This time, we know the source of the problem. We will not waste time by setting up Marines like pins in a bowling alley; there will be no need for any American military, apart from embassy guards, to set foot in Lebanon at all. The source of Lebanon’s troubles is Syria. The boy-king, Basher Assad, would have been wise to lay low, especially since he has been giving all the help he dares to the Iraqi insurgency. But he has made himself even more conspicuous in our eyes. Isolated, despotic and oil-poor, Syria depends on the remittances of its natives who cross the border to work in historically more bustling Lebanon. The double blow to Syria’s prestige and its wallet that would follow from a pullout would bring Mr. Assad down in a heap.
This time, what will Europe do? In 1983, we went into Beirut along with France, Britain and Italy. France, which has taken a proprietary interest in Lebanon for 150 years, wants Syria out now. France is probably not sad to find something it can agree with America about for a change, while Syria, unlike Saddam’s Iraq, has no oil-for-food vouchers to throw around. With luck, the Europeans will cooperate.
This time, what will Lebanon’s Shiites do? Hezbollah is nominally a Shiite organization. The Shiites certainly need one. They were a community shortchanged by the constitutional arrangements of the old Lebanese parliamentary system (the Lebanese maintained a delicate balance of religious representation, according to a census that hadn’t been updated in decades). But why should Shiites be represented by the very people who oppress them in Iran and Iraq?
Iran’s mullahs wear robes and weep for Ali and Hussein, but they are as dictatorial as Saddam Hussein and Abu Musab al-Zarqawi. People in the Middle East are learning that freedom doesn’t come from having your dictator, but from having no dictator.

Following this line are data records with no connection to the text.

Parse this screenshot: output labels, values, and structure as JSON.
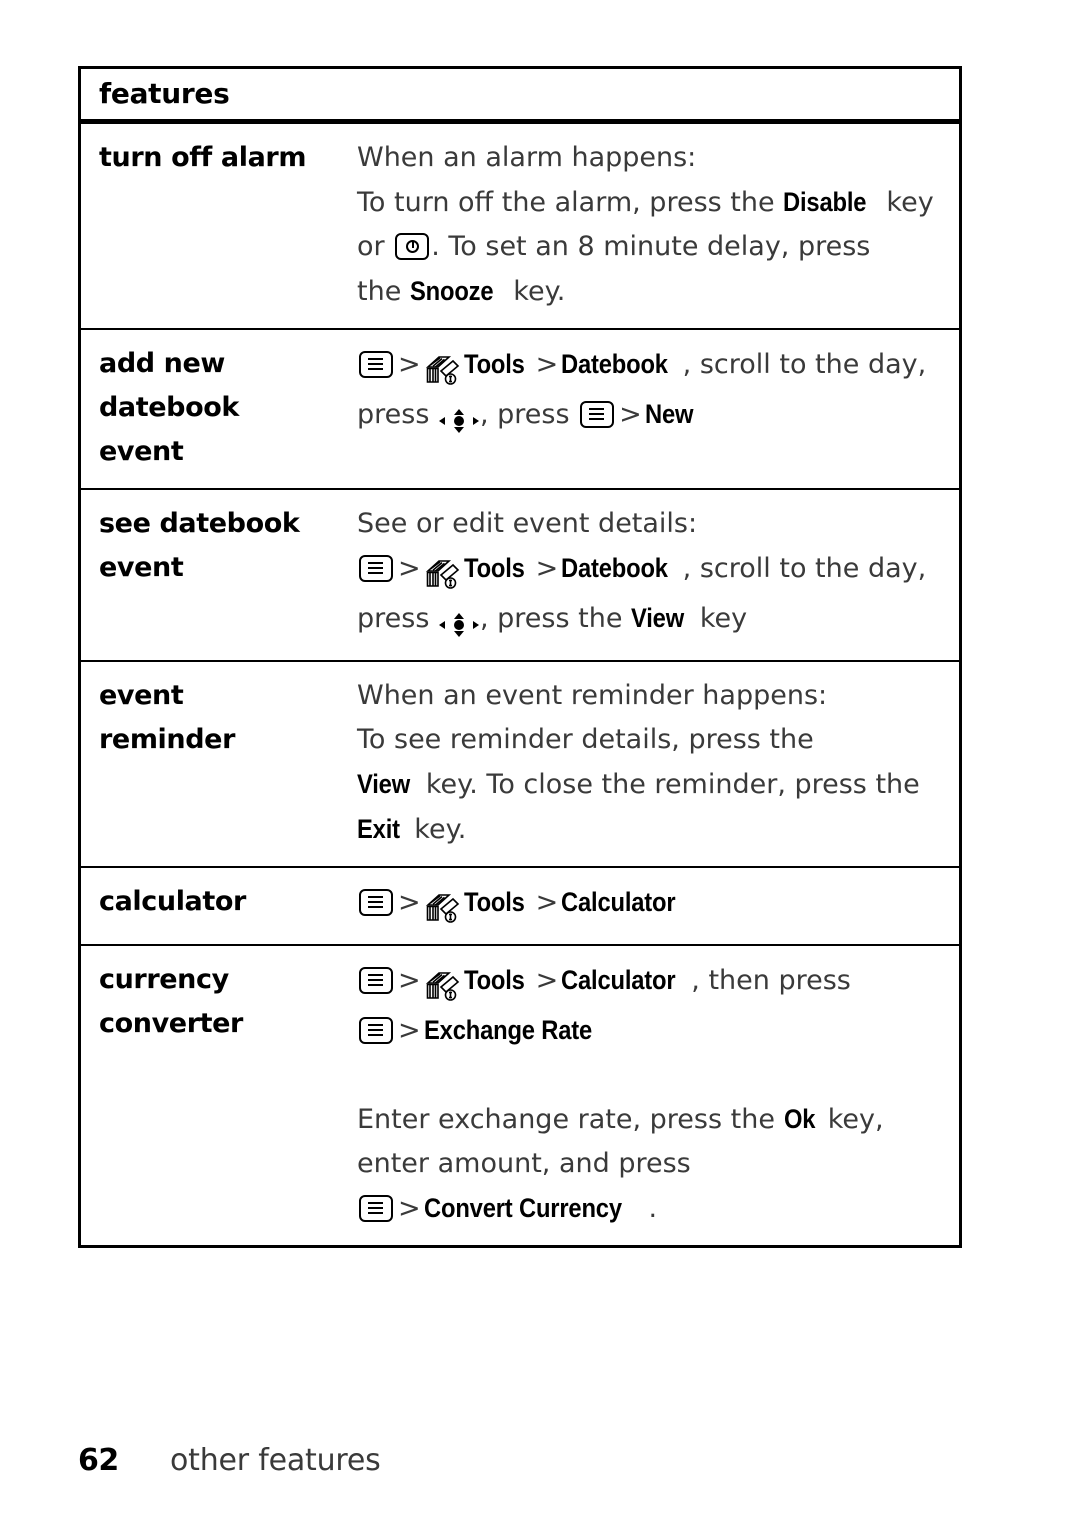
{
  "page": {
    "number": "62",
    "section_caption": "other features"
  },
  "table": {
    "header": "features",
    "rows": [
      {
        "term": "turn off alarm",
        "lines": [
          [
            {
              "t": "text",
              "v": "When an alarm happens:"
            }
          ],
          [
            {
              "t": "text",
              "v": "To turn off the alarm, press the "
            },
            {
              "t": "scr",
              "v": "Disable"
            },
            {
              "t": "text",
              "v": " key"
            }
          ],
          [
            {
              "t": "text",
              "v": "or "
            },
            {
              "t": "icon",
              "v": "power-key-icon"
            },
            {
              "t": "text",
              "v": ". To set an 8 minute delay, press"
            }
          ],
          [
            {
              "t": "text",
              "v": "the "
            },
            {
              "t": "scr",
              "v": "Snooze"
            },
            {
              "t": "text",
              "v": " key."
            }
          ]
        ]
      },
      {
        "term": "add new datebook event",
        "term_lines": [
          "add new",
          "datebook",
          "event"
        ],
        "lines": [
          [
            {
              "t": "icon",
              "v": "menu-key-icon"
            },
            {
              "t": "gt",
              "v": ">"
            },
            {
              "t": "icon",
              "v": "tools-icon"
            },
            {
              "t": "scr",
              "v": "Tools"
            },
            {
              "t": "gt",
              "v": ">"
            },
            {
              "t": "scr",
              "v": "Datebook"
            },
            {
              "t": "text",
              "v": ", scroll to the day,"
            }
          ],
          [
            {
              "t": "text",
              "v": "press "
            },
            {
              "t": "icon",
              "v": "nav-key-icon"
            },
            {
              "t": "text",
              "v": ", press "
            },
            {
              "t": "icon",
              "v": "menu-key-icon"
            },
            {
              "t": "gt",
              "v": ">"
            },
            {
              "t": "scr",
              "v": "New"
            }
          ]
        ]
      },
      {
        "term": "see datebook event",
        "term_lines": [
          "see datebook",
          "event"
        ],
        "lines": [
          [
            {
              "t": "text",
              "v": "See or edit event details:"
            }
          ],
          [
            {
              "t": "icon",
              "v": "menu-key-icon"
            },
            {
              "t": "gt",
              "v": ">"
            },
            {
              "t": "icon",
              "v": "tools-icon"
            },
            {
              "t": "scr",
              "v": "Tools"
            },
            {
              "t": "gt",
              "v": ">"
            },
            {
              "t": "scr",
              "v": "Datebook"
            },
            {
              "t": "text",
              "v": ", scroll to the day,"
            }
          ],
          [
            {
              "t": "text",
              "v": "press "
            },
            {
              "t": "icon",
              "v": "nav-key-icon"
            },
            {
              "t": "text",
              "v": ", press the "
            },
            {
              "t": "scr",
              "v": "View"
            },
            {
              "t": "text",
              "v": " key"
            }
          ]
        ]
      },
      {
        "term": "event reminder",
        "term_lines": [
          "event",
          "reminder"
        ],
        "lines": [
          [
            {
              "t": "text",
              "v": "When an event reminder happens:"
            }
          ],
          [
            {
              "t": "text",
              "v": "To see reminder details, press the"
            }
          ],
          [
            {
              "t": "scr",
              "v": "View"
            },
            {
              "t": "text",
              "v": " key. To close the reminder, press the"
            }
          ],
          [
            {
              "t": "scr",
              "v": "Exit"
            },
            {
              "t": "text",
              "v": " key."
            }
          ]
        ]
      },
      {
        "term": "calculator",
        "term_lines": [
          "calculator"
        ],
        "lines": [
          [
            {
              "t": "icon",
              "v": "menu-key-icon"
            },
            {
              "t": "gt",
              "v": ">"
            },
            {
              "t": "icon",
              "v": "tools-icon"
            },
            {
              "t": "scr",
              "v": "Tools"
            },
            {
              "t": "gt",
              "v": ">"
            },
            {
              "t": "scr",
              "v": "Calculator"
            }
          ]
        ]
      },
      {
        "term": "currency converter",
        "term_lines": [
          "currency",
          "converter"
        ],
        "lines": [
          [
            {
              "t": "icon",
              "v": "menu-key-icon"
            },
            {
              "t": "gt",
              "v": ">"
            },
            {
              "t": "icon",
              "v": "tools-icon"
            },
            {
              "t": "scr",
              "v": "Tools"
            },
            {
              "t": "gt",
              "v": ">"
            },
            {
              "t": "scr",
              "v": "Calculator"
            },
            {
              "t": "text",
              "v": ", then press"
            }
          ],
          [
            {
              "t": "icon",
              "v": "menu-key-icon"
            },
            {
              "t": "gt",
              "v": ">"
            },
            {
              "t": "scr",
              "v": "Exchange Rate"
            }
          ],
          [
            {
              "t": "spacer",
              "v": ""
            }
          ],
          [
            {
              "t": "text",
              "v": "Enter exchange rate, press the "
            },
            {
              "t": "scr",
              "v": "Ok"
            },
            {
              "t": "text",
              "v": " key,"
            }
          ],
          [
            {
              "t": "text",
              "v": "enter amount, and press"
            }
          ],
          [
            {
              "t": "icon",
              "v": "menu-key-icon"
            },
            {
              "t": "gt",
              "v": ">"
            },
            {
              "t": "scr",
              "v": "Convert Currency"
            },
            {
              "t": "text",
              "v": "."
            }
          ]
        ]
      }
    ]
  }
}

The great obstacle to reform in Lebanon, and the region, is inertia. It is so much easier to fall back on old patterns. The French fear the Anglo-Saxon hegemon. Walid Jumblatt, the Druze leader who wants the Syrians out and who praised the Iraqi elections, is a left-wing thug who applauded 9/11. If Syria feels too much heat, it can always cry, “What about the Zionist Entity?” And so forth, and so on. The greatest force of inertia is Orientalism. Orientalism was the title of a book by the late Columbia professor Edward Said, who argued that Western interest in the Middle East, both imperial and academic, had been corrupted by fantasies about Arab and Islamic despotism and lust (think of all the babes Ingres put in his harems).
Said was on to something. But-irony of ironies-the effect of his teaching has been to enthrone a mirror image of Orientalism, whereby no one may criticize despotism, theocracy, burqas, honor killings or terror so long as they are perpetrated by Muslims. So the modern anti-liberationist fingers his 11th edition of the Encyclopedia Brittanica and tells us that Johnny Wog is immersed in immemorial hatreds that will prevent him from taking part in such upsetting activities as voting.

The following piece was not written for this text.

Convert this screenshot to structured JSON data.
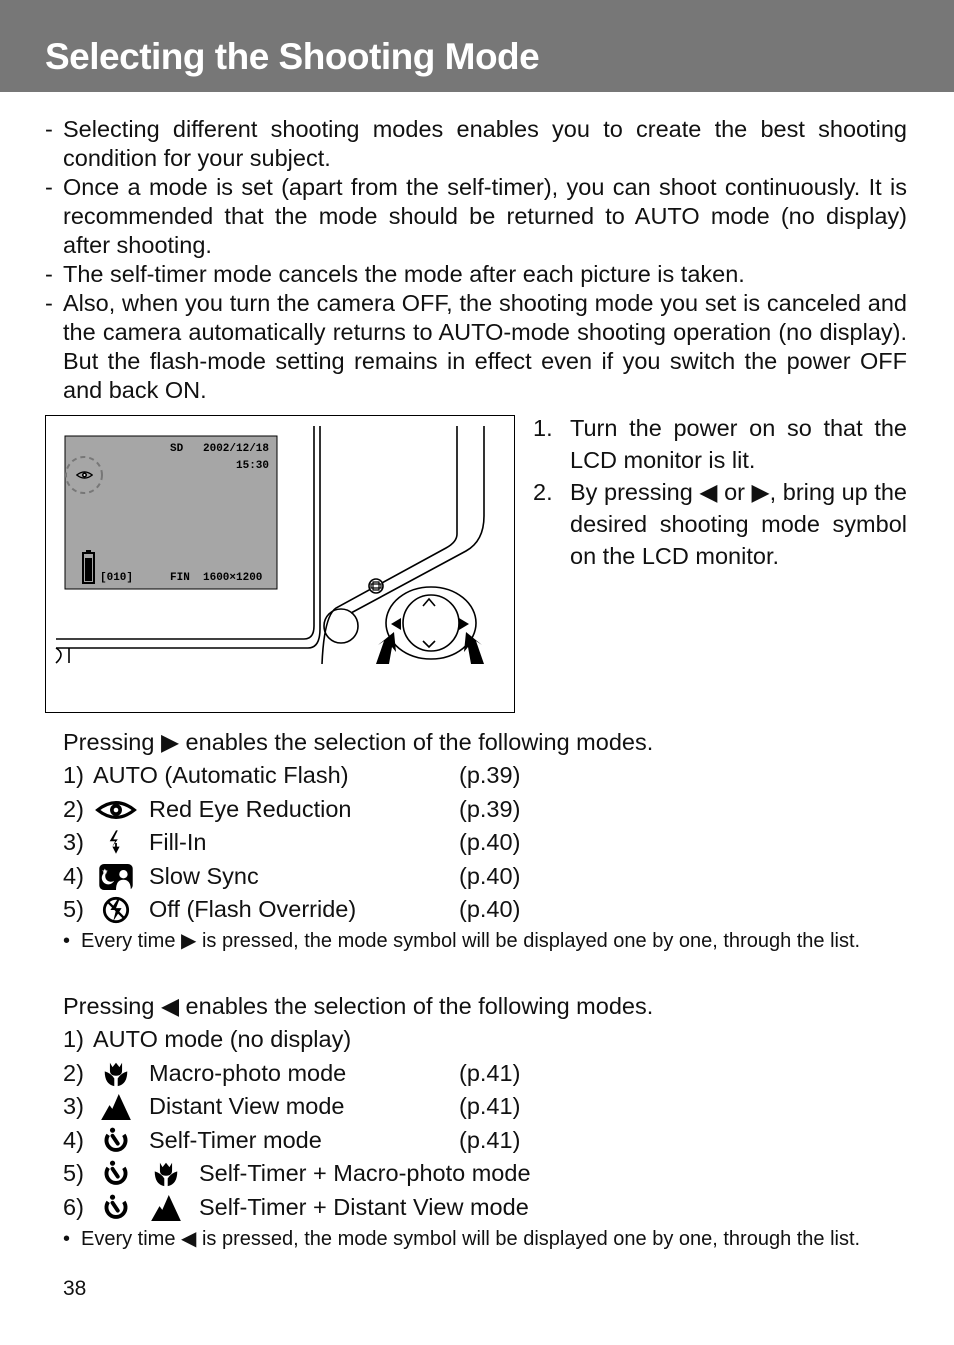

Voting is upsetting, to old orders and habits. Voting also makes nothing happen by itself, being only a first step. A second step is ruling. A third is learning how to lose. America and the Lebanese have many setbacks ahead. Let the game begin.